I’m so accustomed to citing Costco’s legendary customer service that it’s hard to fathom that other retailers are making their own contributions. Two grocery store experiences over the last couple weeks deserve high praise for service above and beyond.
While vacationing in Florida, I went to Publix (largest employee-owned US company according to Forbes) in search of some incredibly yummy flatbread crackers discovered at the home of friends. The brand didn’t show in our initial search, so we asked a clerk. He went all over the store in search of the crackers, even though we said it wasn’t a big deal. When unable to locate them, he conferred with a colleague who continued the search and found the product.
In a retail environment where the standard operating policy appears to be “get ‘em off your back as quickly as possible” either with a shrug of the shoulders or inaccurate direction, this blew me away. We thanked them profusely and reported our terrific treatment to the store manager, requesting that they receive a reward.
No small feat, this experience was topped by a Parker, CO King Soopers (Kroger) store. I requested a dark roast from the in-store Starbucks and was told they had stopped brewing it. I walked away and moved on to my shopping. About five minutes later, a women approached me with a cup of coffee and asked if I was the person who had ordered dark roast. When I nodded “yes,” she gave it to me at no charge and said her employee should have offered to brew more coffee.
To put it mildly, this indelibly etched a happy face in my brain. Cathy, the Starbucks Manager, deserves huge kudos. It reminds me that amid all the woefully poor customer treatment out there, efforts are in play to give customers a better experience.
The stark contrast between the “haves” and “have-nots” in the customer service arena is widening, somewhat like the chasm between rich and poor in the US. Typically, customer service comes across as uncaring, inattentive, and insincere—and the problem is growing as more stressors (e.g., workforce shortages, economic challenges, supply chain issues) proliferate.

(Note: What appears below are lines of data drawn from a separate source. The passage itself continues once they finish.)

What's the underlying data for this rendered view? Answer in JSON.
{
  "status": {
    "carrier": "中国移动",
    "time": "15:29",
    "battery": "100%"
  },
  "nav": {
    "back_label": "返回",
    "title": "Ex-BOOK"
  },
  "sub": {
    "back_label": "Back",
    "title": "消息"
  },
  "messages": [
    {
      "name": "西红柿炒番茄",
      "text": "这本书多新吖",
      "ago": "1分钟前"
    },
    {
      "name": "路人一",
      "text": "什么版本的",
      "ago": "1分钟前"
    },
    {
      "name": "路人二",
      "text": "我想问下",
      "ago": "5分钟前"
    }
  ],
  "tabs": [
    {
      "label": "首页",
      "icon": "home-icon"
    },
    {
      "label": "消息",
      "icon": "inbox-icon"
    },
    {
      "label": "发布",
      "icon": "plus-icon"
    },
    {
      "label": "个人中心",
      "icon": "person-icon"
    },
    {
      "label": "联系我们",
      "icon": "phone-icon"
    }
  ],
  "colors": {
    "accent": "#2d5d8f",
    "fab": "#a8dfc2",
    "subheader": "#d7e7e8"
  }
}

Amid these trends, fortunately, there are bright spots. Perhaps retailers are seeing how the stellar customer service of such companies as Costco is driving healthy growth in revenues and positive reputation management.
Some of this, no doubt, is driven by the increasing influence of social media, online reviews, and reputation ratings. The old adage that one dissatisfied customer will tell 10 other people needs to be updated, depending on how that one person interacts with digital platforms. One well-written negative review can have huge influence. One terrible customer experience that goes viral can adversely impact same-day stock prices.
Regardless of motivation, it’s clear that corporate America is starting to connect the dots between doing good on behalf of all stakeholders—including customers, employees, partners, and vendors—and more profits. Increasingly, companies continuing totally bottom-line-driven strategies will see market share, revenues, and reputation wither away.